But a year or so later, I heard that she was working, as a social worker, for the neighbouring local authority.

Joan was 20 years old. She was two years through a course training to be an occupational therapist when she made a very serious attempt to kill herself. She had cut her wrists as well as mutilating her body with a knife, and nearly died before she was found by her flat mate. She spent a couple of months in hospital, which meant that she had missed too much of her final year to catch up.
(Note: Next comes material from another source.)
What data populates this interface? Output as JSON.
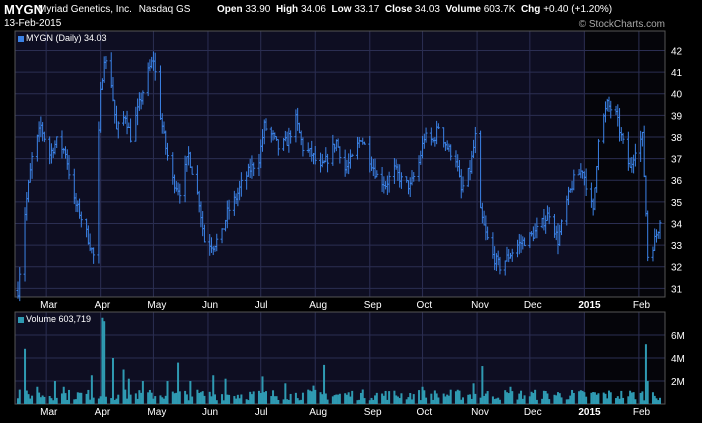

I liaised with the college. She had been a good student, and they were keen for her to complete the course, providing her mental health was good enough. As her care coordinator, I worked with her through her recovery from depression. We also worked on the issues from her earlier life that had led to this extreme act. She responded well to treatment. By the end of the academic year I was able to reassure her tutor that Joan was well enough to be able to retake her final year. As this was in another part of the country, I did not have any further professional involvement with her, although I did hear that she had passed her course.

A couple of years later I happened to be visiting a psychiatric hospital in a neighbouring county, and was taken by a colleague to the staff canteen. Joan was there. She had a job as a psychiatric OT.

John was working as a qualified social worker in a voluntary agency working with young people leaving care when he had his first episode of bipolar affective disorder. I first met him while he was an inpatient. He had been on a short term contract, and it had ended. He was very despondent, because he believed that, with a diagnosis of bipolar affective disorder, he would never get another job as a social worker again.

I tried to reassure him. I talked to him about the legal requirement on prospective employers not to discriminate on the grounds of his mental illness. I gave him some case histories. I encouraged him to come clean on his applications about his medical history when the time came, but to point out that these experiences could enhance his practice as a social worker. The session appeared to go well, and he left in a more positive frame of mind.

So what was the outcome for John? Well, not all my stories have sad endings. John did get a job as a social worker in a local authority. And to the best of my knowledge, he is still in employment, despite, or possibly even because of, his bipolar affective disorder.